>>>

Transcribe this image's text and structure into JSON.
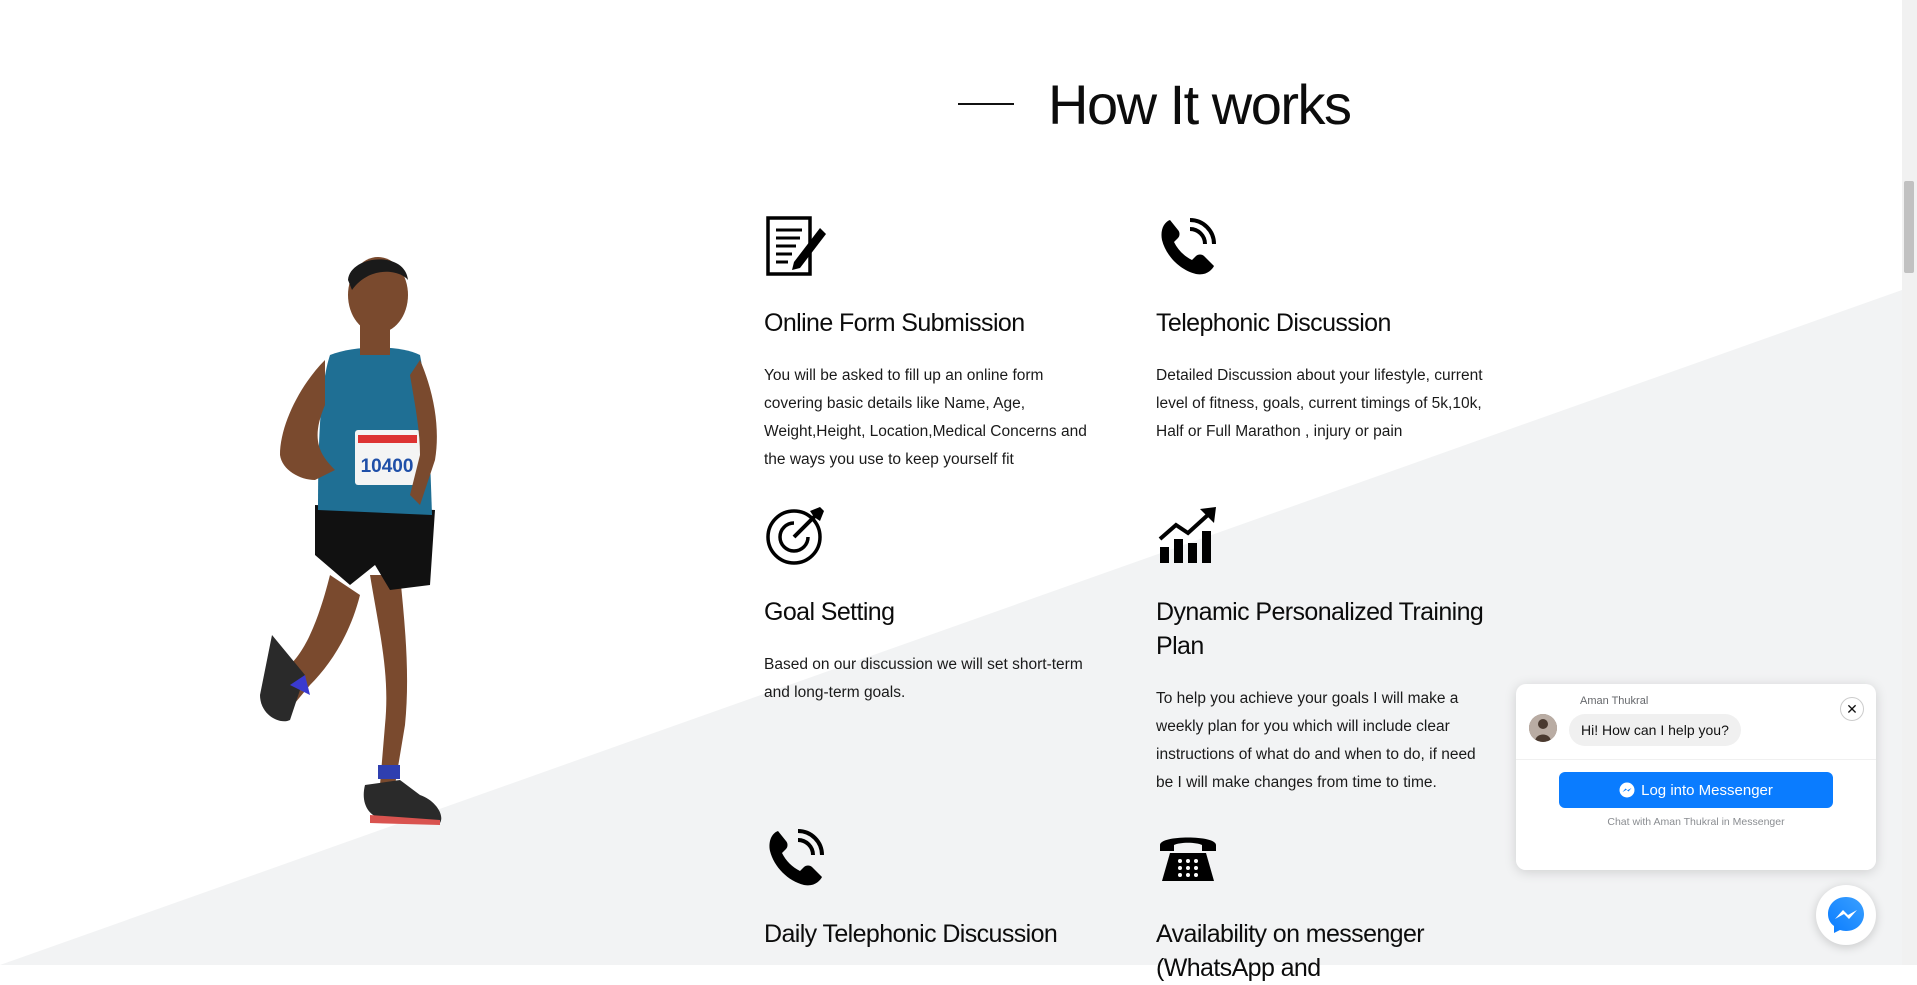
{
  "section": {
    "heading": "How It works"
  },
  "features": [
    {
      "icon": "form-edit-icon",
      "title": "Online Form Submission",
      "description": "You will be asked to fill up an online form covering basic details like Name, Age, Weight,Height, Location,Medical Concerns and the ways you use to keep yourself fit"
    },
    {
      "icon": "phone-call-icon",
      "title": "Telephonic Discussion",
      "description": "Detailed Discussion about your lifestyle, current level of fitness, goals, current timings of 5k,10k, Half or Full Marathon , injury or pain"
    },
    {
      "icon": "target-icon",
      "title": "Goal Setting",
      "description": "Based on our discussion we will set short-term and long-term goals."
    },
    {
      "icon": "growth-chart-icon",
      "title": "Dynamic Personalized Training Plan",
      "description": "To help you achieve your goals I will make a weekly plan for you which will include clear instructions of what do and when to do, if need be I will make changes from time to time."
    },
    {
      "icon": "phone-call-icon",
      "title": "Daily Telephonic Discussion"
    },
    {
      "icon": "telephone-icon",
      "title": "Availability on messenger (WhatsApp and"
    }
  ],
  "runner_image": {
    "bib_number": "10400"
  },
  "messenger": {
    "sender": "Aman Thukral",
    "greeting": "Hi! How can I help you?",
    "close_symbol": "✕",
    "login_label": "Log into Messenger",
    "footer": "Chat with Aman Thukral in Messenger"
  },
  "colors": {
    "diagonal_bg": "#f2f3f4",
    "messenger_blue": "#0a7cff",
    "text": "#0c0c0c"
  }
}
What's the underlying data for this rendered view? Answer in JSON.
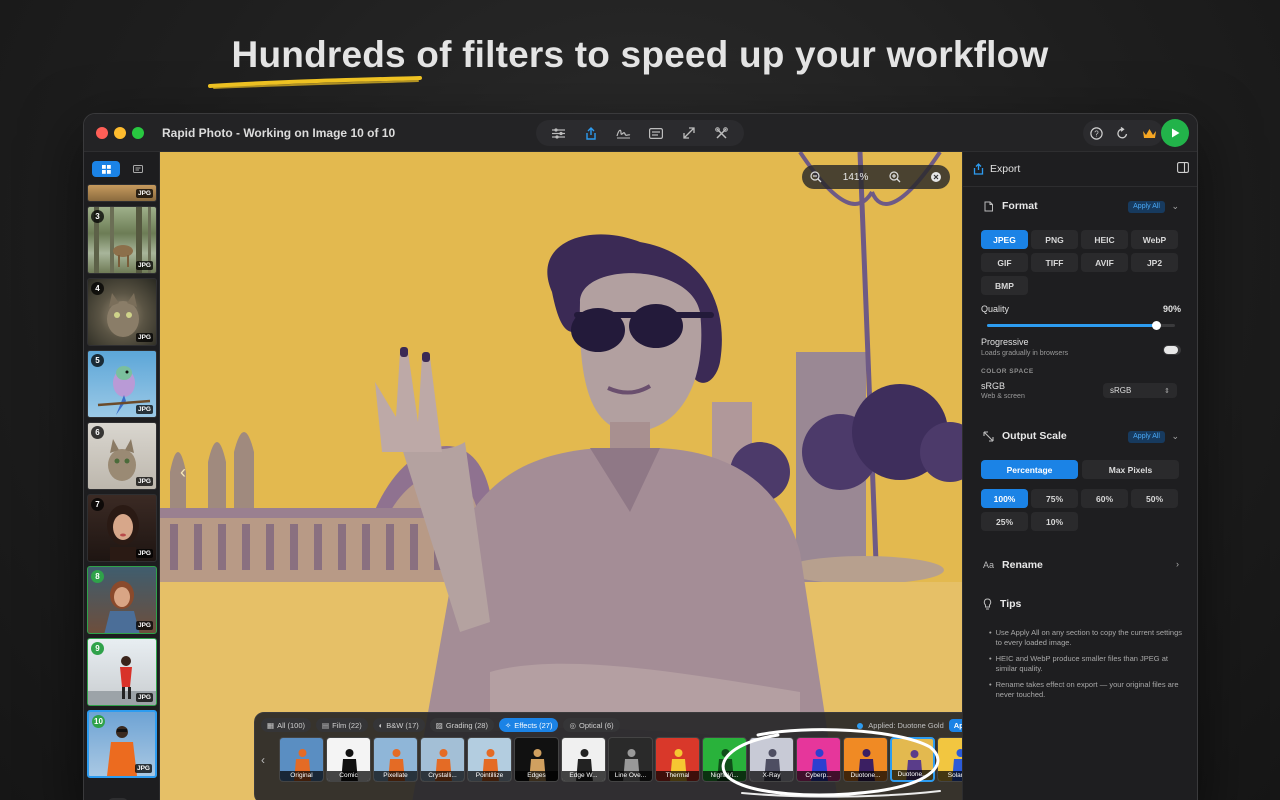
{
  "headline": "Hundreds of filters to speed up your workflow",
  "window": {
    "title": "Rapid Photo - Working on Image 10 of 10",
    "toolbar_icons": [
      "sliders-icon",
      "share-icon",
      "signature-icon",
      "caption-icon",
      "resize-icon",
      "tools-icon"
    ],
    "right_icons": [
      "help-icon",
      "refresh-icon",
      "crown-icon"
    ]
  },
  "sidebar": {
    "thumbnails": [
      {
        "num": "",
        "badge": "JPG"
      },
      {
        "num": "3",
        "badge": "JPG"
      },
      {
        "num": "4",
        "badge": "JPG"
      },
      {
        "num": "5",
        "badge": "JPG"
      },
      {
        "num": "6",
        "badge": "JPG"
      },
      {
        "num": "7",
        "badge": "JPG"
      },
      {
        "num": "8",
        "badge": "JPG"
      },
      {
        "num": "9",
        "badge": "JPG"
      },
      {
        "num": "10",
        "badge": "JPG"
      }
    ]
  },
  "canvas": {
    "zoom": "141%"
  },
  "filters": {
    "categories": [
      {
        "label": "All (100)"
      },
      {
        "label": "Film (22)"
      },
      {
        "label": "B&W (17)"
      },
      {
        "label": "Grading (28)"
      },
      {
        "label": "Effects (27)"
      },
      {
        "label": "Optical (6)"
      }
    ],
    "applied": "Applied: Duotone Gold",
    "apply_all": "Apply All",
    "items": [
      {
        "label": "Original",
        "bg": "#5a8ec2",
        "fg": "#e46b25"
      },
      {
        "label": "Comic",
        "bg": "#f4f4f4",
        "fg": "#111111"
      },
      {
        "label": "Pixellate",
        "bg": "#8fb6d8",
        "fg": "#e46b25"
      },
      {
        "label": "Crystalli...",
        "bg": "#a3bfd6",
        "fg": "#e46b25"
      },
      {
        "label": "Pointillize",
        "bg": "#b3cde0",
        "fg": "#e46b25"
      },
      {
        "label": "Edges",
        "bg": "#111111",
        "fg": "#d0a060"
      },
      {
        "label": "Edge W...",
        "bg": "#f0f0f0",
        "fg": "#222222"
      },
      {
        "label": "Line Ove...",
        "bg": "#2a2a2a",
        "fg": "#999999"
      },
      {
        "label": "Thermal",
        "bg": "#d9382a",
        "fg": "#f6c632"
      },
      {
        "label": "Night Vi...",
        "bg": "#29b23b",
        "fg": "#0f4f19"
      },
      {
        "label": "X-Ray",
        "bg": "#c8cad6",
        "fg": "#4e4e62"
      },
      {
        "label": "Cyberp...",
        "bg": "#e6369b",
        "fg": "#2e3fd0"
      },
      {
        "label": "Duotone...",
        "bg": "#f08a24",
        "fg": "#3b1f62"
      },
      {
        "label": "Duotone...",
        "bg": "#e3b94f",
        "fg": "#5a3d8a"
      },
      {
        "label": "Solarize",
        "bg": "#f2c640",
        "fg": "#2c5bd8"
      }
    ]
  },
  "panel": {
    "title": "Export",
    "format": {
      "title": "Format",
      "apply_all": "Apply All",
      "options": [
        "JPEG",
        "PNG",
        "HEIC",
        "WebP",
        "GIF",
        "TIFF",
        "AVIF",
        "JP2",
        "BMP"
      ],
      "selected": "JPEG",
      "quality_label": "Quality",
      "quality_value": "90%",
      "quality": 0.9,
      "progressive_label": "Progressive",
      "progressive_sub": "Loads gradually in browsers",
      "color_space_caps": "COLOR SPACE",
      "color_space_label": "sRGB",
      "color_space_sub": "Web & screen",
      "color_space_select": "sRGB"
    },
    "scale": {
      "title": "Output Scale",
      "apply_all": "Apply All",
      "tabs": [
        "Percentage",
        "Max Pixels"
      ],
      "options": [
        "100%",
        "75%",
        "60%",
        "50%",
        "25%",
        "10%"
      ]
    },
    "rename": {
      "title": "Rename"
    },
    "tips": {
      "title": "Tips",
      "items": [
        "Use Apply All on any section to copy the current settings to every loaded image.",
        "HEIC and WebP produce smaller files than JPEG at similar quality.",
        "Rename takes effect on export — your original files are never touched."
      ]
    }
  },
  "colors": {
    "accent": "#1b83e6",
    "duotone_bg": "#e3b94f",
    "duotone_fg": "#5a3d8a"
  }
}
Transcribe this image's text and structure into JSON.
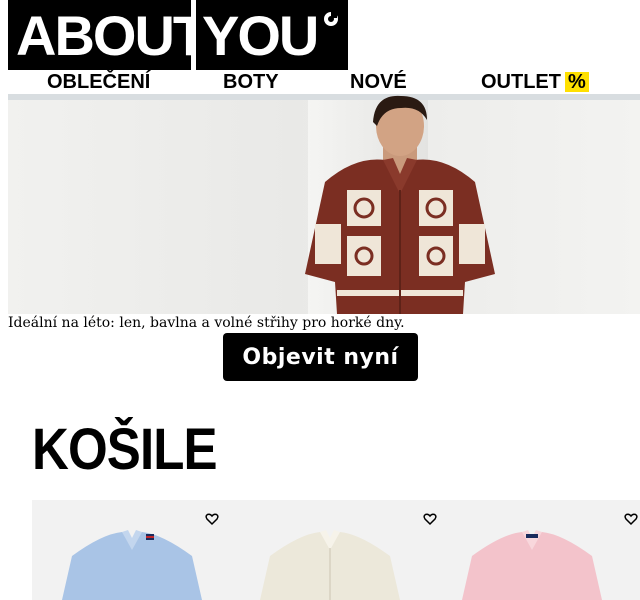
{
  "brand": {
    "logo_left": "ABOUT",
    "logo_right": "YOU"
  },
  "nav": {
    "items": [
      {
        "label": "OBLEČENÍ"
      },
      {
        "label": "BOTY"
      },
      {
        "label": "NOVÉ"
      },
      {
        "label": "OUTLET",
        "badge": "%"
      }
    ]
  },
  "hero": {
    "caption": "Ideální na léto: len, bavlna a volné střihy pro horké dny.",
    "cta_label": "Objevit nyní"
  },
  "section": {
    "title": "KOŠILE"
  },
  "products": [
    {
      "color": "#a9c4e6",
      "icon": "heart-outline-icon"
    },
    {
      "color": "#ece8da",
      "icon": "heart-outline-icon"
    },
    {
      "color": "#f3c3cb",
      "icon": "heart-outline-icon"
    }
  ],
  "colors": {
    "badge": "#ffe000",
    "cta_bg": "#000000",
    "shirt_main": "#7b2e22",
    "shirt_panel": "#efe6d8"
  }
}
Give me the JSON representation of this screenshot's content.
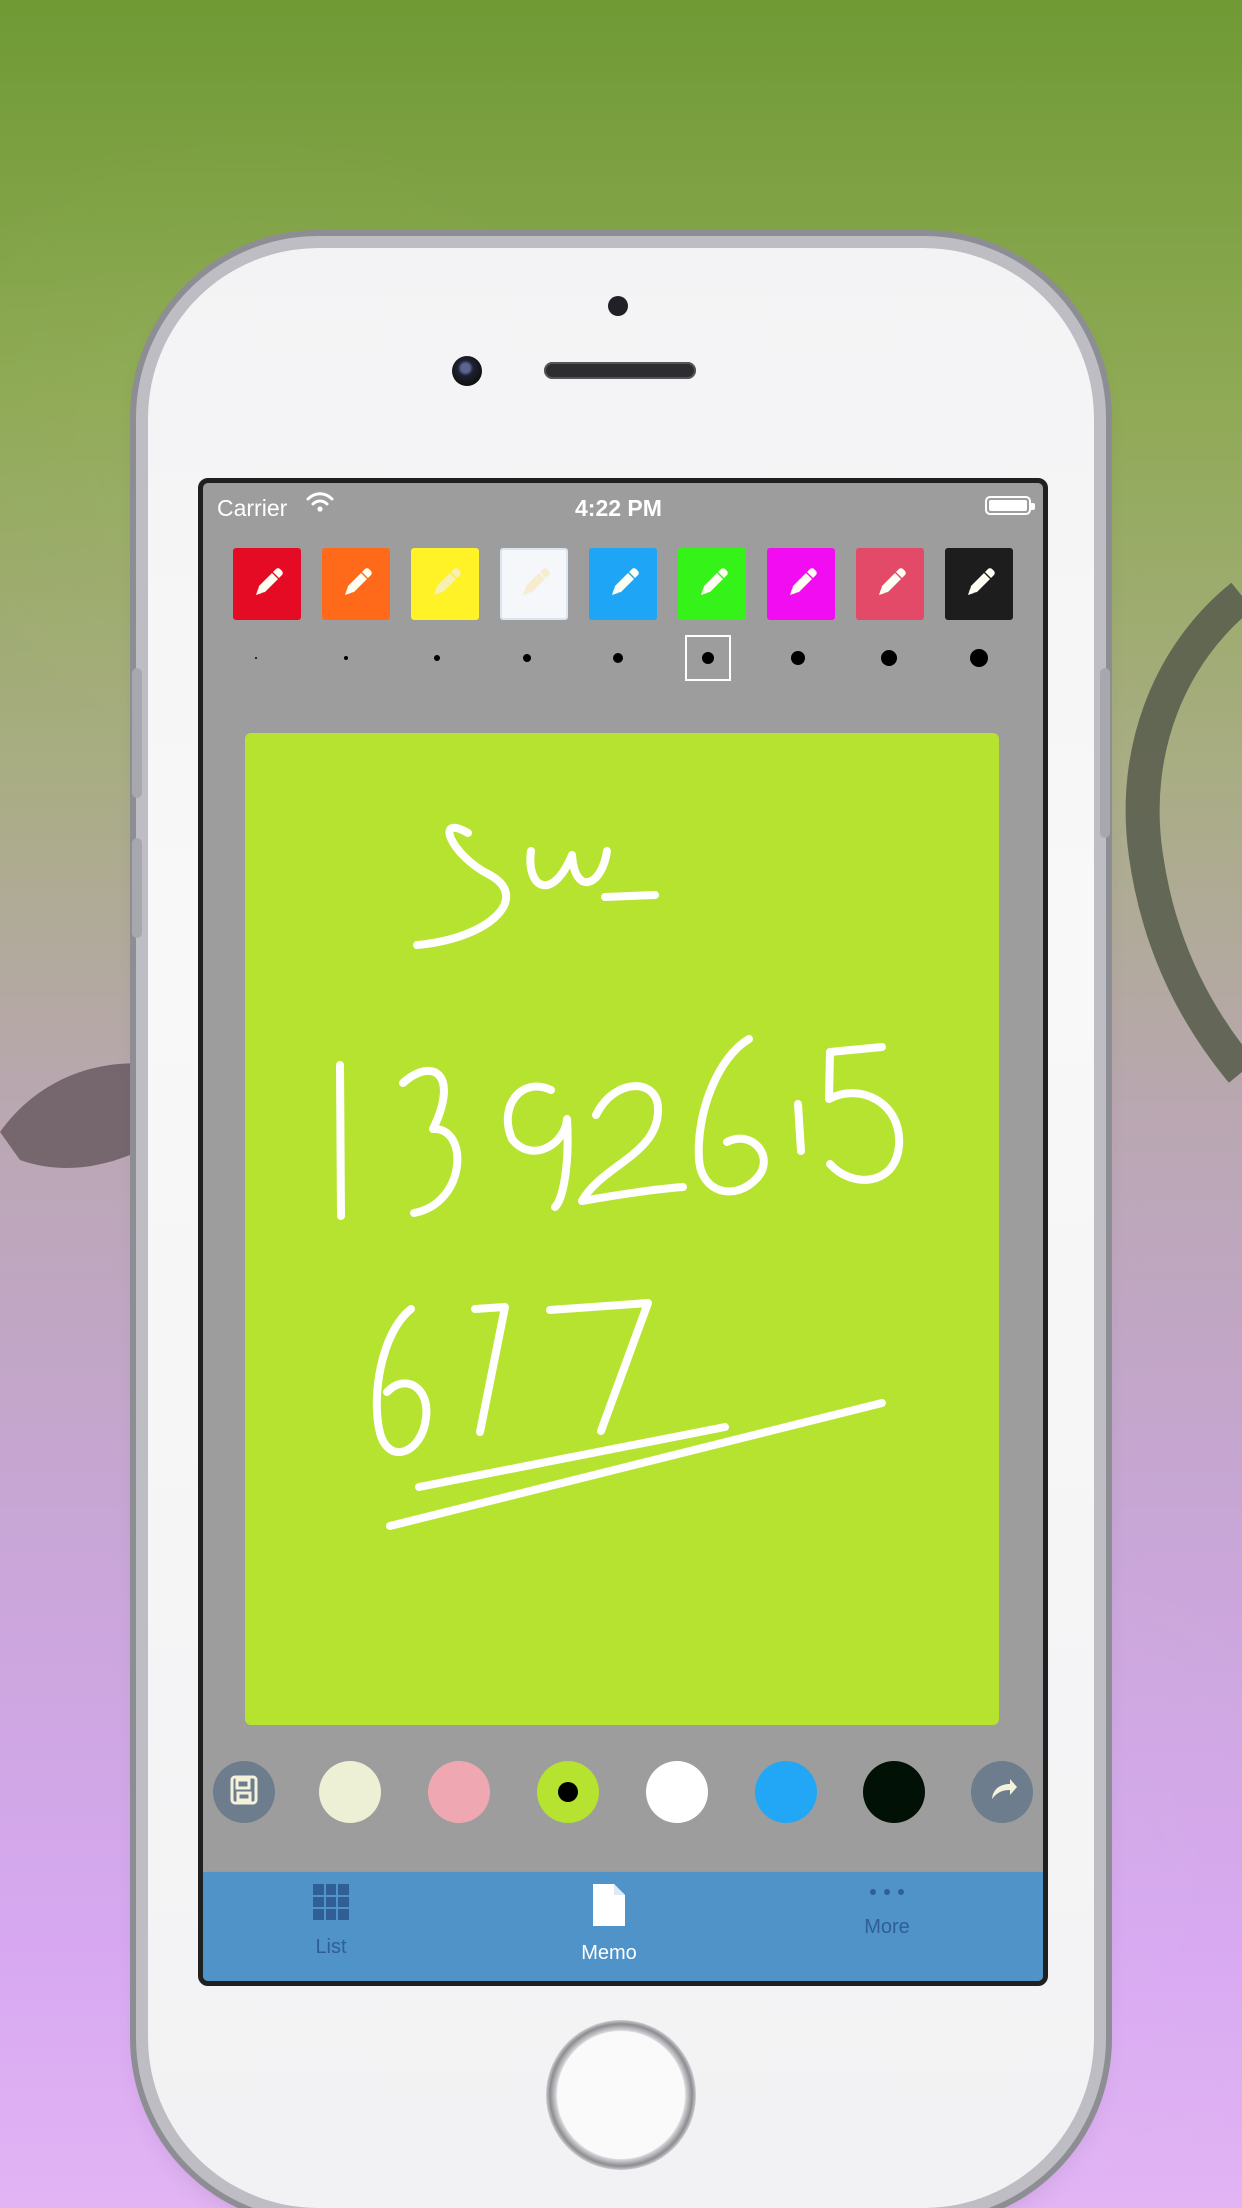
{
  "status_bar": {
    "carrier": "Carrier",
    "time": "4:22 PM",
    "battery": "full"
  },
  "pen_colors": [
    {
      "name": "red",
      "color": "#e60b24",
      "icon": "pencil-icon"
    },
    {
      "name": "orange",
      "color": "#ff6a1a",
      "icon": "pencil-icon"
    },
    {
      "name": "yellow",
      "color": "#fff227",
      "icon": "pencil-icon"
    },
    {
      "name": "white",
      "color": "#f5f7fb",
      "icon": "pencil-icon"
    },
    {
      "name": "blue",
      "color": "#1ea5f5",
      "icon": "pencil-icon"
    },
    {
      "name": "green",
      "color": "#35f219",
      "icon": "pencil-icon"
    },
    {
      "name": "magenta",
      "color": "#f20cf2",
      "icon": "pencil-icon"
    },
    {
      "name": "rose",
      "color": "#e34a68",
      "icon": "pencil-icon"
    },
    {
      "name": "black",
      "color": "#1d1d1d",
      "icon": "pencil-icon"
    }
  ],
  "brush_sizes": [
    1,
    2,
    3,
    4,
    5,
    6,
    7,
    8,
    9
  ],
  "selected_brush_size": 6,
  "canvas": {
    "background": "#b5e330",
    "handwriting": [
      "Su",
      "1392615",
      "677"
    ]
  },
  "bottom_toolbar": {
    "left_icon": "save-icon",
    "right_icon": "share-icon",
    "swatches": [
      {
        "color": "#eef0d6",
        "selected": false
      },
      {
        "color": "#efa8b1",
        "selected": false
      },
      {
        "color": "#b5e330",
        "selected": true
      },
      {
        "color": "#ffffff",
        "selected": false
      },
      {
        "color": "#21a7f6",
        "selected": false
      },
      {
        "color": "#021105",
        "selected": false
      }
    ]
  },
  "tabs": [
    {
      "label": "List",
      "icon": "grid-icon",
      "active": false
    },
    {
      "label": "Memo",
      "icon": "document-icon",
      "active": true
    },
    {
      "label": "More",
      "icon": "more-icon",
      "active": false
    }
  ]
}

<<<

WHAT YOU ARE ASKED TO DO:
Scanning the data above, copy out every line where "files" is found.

ANSWER BOX:
        "HEIC and WebP produce smaller files than JPEG at similar quality.",
        "Rename takes effect on export — your original files are never touched."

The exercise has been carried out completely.